on the sickness of sinto the next - and d w liars and sons of the devil, tament, a bloodye people on In the name of the Father and of the + Son and of the Holy Spirit.  Amen. 


Stan Theman said...

Don't the Eastern Orthodox and Oriental Orthodox/Coptic churches also get wine with communion? i.e. did it really take Luther to get (some) lay Catholics to start drinking wine as part of communion?

Dixie said...

Actually, long before Martin Luther in about 926AD, Gregory of Nin was responsible for implementing the mass in Croatia, in Croatian...and he never got kicked out of the church. Perhaps the Croatians are better diplomats than the Germans! ;) (I can say that because I am both, mother from Germany, father's family from Croatia)

Rev. Larry Beane said...

Dear Stan:

Our Eastern Brethren indeed never denied the Lord's blood to the laity (including even infants).

However, I think the proximity between Lutherans and Roman Catholics - liturgically, culturally and geographically - makes it clear that the Lutherans had far more influence on Rome restoring the chalice than our brethren in Orthodox, Oriental, and Coptic churches.

Rev. Larry Beane said...

Dear Dixie:

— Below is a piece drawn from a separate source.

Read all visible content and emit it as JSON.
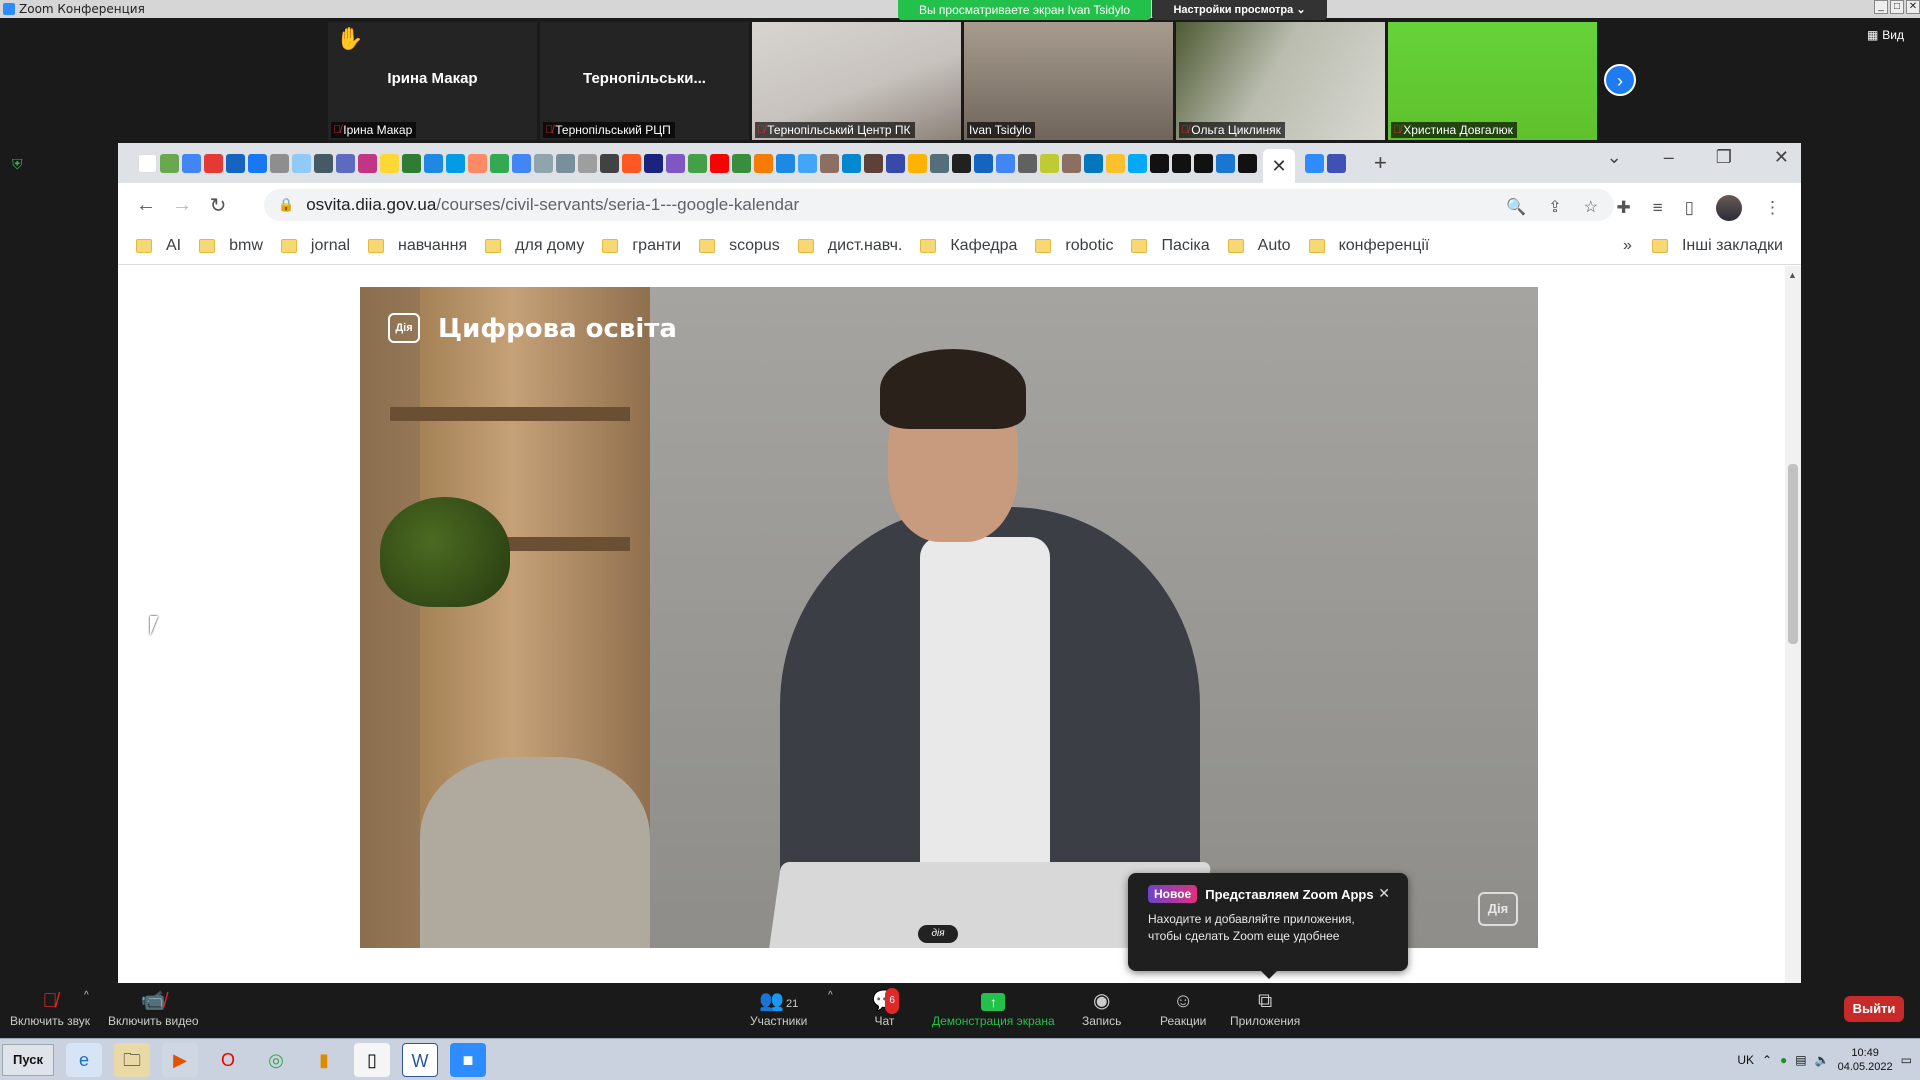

That sounds like a spin-off of Sts. Cyril and Methodius! There were exceptions to the universal use of Latin (Celtic Christianity comes to mind) but at some point, Rome cracked down and implemented conformity - with all the good and bad that entails!